So What is Sanctification?

In his book, Systematic Theology, Wayne Grudem defines sanctification as a work of God and man that makes us more and more free from sin and like Christ in our actual lives. Sanctification is viewed in two ways: First, having been “set apart” for God’s holy purpose, it is viewed as a past event. This is referred to as positional sanctification. Secondly, sanctification is viewed as a continual transformation over time. This has been termed progressive sanctification. It is important for us to understand the difference. As a Christian, our position before God is perfect. When He looks at us, He sees the righteousness of Christ that has been placed on us. However, God also knows we are a work in progress. He knows that  in this life we will never be perfect, but that by the indwelling power of the Holy Spirit we are being transformed more and more into the image of Christ (2 Corinthians 3:18). This transformation will not end until glory.

How Understanding Sanctification Helps Us in Our Christian Walk

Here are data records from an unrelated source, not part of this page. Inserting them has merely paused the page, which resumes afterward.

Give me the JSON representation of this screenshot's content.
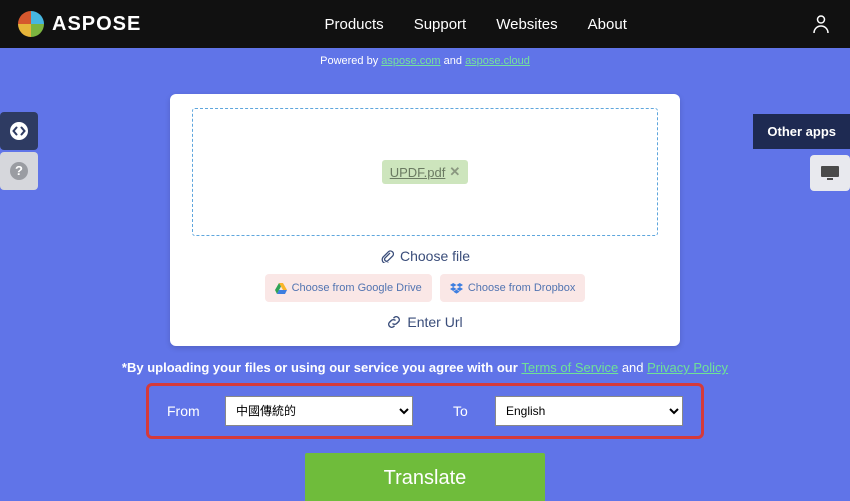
{
  "header": {
    "brand": "ASPOSE",
    "nav": {
      "products": "Products",
      "support": "Support",
      "websites": "Websites",
      "about": "About"
    }
  },
  "powered": {
    "prefix": "Powered by ",
    "link1": "aspose.com",
    "mid": " and ",
    "link2": "aspose.cloud"
  },
  "side": {
    "other_apps": "Other apps"
  },
  "upload": {
    "file_name": "UPDF.pdf",
    "choose_file": "Choose file",
    "from_drive": "Choose from Google Drive",
    "from_dropbox": "Choose from Dropbox",
    "enter_url": "Enter Url"
  },
  "agree": {
    "prefix": "*By uploading your files or using our service you agree with our ",
    "tos": "Terms of Service",
    "and": " and ",
    "pp": "Privacy Policy"
  },
  "lang": {
    "from_label": "From",
    "to_label": "To",
    "from_value": "中國傳統的",
    "to_value": "English"
  },
  "actions": {
    "translate": "Translate"
  }
}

So, why does understanding the doctrine of sanctification matter? There are several reasons: First, it helps to keep us from being defeated by our sin. On the cross, Jesus dealt with sin for all time—past, present and future. Understanding that there is a progressive aspect to our spiritual maturity helps to keep us from being overwhelmed by guilt that results from sin. We are never perfect in this life. It’s not that we don’t want to be, and shouldn’t want to be. And it’s not to make light of sin. It’s just how it is. Satan would love for us to be consumed with guilt because it has the potential of rendering us ineffective in gospel ministry. Remember, Jesus took the sin and all that goes with it.

Secondly, understanding the doctrine of sanctification makes us more effective as we minister in that it helps us to be more patient with others. People are always at different places in their walk with Christ and understanding that there is an ongoing spiritual progression in each of us allows us to meet people where they are, to better understand them and encourage them as they grow in grace.

Lastly, understanding the doctrine of sanctification brings glory to God. Doctrines aren’t taught to bring confusion, but to lessen it. They are taught because they matter. They help us take away from God’s revelation what He intended, thereby, enabling us to rest in the grace we find only in Him. This pleases the heart of God and brings Him the glory He is due!